WORK INSTRUCTION: Using the data below, show every line where the word "time" occurs.

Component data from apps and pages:
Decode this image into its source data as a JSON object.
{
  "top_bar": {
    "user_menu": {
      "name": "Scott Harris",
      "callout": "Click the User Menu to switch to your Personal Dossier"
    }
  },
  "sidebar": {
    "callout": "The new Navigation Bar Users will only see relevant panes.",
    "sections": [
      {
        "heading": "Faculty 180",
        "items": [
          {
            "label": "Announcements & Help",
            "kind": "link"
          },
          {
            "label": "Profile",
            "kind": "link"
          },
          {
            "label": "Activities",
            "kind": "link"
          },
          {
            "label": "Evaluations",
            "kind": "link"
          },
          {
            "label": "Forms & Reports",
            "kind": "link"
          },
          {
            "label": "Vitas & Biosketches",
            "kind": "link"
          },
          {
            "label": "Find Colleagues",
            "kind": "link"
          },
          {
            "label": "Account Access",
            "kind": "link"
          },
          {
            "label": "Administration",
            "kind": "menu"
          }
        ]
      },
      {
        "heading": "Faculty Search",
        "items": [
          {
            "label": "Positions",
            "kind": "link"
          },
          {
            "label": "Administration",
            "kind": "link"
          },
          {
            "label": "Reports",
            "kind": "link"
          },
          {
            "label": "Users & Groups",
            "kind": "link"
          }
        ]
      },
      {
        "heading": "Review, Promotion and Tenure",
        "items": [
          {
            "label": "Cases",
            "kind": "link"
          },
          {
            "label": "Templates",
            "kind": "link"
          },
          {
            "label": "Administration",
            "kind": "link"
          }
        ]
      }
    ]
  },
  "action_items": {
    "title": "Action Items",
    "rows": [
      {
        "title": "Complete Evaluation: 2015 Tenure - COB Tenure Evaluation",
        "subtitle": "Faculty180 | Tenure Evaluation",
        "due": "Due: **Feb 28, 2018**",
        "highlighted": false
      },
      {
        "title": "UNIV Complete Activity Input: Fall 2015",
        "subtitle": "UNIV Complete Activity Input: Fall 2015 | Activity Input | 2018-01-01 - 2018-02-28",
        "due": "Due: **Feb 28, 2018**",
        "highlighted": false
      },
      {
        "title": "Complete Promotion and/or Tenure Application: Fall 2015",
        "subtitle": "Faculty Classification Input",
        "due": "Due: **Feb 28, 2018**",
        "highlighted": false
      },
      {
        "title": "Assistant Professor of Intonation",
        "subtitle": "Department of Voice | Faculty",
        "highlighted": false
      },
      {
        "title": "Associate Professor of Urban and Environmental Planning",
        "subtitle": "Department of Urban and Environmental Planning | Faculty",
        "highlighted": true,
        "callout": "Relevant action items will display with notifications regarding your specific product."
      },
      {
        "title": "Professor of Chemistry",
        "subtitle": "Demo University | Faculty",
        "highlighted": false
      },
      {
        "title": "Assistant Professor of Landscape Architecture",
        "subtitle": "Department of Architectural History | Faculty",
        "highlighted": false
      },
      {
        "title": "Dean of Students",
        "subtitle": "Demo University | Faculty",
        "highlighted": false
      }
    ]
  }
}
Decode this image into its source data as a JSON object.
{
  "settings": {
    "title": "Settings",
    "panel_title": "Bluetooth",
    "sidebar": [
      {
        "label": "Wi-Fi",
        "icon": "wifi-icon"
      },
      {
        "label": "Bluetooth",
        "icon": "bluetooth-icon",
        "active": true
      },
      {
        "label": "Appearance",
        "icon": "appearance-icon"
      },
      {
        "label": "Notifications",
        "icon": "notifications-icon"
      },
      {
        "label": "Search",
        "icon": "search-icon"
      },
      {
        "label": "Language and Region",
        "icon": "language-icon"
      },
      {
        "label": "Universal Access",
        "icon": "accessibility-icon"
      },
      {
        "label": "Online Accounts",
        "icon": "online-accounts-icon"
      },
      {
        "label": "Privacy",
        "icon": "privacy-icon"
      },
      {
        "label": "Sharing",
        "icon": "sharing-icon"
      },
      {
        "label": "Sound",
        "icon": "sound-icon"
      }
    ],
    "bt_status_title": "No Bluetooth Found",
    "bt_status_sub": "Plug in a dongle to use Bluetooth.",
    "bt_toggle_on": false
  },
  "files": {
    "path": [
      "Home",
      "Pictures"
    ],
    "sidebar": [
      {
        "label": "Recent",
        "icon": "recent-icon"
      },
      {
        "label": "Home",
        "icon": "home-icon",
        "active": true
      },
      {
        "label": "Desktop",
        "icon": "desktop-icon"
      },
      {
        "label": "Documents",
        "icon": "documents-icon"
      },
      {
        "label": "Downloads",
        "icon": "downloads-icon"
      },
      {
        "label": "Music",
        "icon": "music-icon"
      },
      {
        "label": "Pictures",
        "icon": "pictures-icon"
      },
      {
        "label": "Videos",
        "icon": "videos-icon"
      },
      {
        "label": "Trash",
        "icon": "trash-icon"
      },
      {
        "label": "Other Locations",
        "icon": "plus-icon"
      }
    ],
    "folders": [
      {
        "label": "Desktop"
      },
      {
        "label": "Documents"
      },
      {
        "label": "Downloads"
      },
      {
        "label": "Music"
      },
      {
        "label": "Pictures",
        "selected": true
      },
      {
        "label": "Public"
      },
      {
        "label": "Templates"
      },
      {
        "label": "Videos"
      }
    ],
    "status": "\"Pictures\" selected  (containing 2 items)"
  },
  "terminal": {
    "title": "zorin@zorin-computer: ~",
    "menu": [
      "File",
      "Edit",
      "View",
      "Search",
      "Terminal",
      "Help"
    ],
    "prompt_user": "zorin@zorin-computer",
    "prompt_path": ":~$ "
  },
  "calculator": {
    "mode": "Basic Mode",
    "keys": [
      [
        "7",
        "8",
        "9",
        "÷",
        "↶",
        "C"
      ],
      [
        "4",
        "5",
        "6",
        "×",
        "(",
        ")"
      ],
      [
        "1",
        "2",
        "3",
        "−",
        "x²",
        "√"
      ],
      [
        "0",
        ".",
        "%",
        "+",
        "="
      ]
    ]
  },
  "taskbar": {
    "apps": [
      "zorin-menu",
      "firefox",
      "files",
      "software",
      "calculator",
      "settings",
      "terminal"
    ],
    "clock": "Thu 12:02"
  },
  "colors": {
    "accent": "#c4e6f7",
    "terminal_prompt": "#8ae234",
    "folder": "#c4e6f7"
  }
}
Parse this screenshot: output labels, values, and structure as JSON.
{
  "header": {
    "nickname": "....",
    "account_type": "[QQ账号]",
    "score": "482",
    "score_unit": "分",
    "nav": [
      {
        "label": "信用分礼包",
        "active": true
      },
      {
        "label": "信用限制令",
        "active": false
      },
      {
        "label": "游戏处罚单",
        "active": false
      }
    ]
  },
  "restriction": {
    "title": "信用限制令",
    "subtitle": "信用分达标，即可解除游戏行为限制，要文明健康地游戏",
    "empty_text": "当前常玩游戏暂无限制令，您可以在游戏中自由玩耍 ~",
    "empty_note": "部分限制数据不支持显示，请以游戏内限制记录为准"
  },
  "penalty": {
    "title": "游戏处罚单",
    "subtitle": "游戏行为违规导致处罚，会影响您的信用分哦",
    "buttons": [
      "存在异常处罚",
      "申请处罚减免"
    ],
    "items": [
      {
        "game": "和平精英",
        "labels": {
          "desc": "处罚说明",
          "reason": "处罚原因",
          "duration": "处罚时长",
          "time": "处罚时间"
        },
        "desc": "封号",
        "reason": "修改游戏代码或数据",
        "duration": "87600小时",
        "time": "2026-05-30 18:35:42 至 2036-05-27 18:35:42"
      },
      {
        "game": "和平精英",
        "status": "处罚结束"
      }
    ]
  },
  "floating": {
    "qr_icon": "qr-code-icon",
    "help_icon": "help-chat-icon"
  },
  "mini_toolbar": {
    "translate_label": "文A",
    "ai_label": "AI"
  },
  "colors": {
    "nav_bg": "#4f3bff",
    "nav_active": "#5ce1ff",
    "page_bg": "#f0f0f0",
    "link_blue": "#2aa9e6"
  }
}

WRITTEN RESPONSE:
          "time": "处罚时间"
        "time": "2026-05-30 18:35:42 至 2036-05-27 18:35:42"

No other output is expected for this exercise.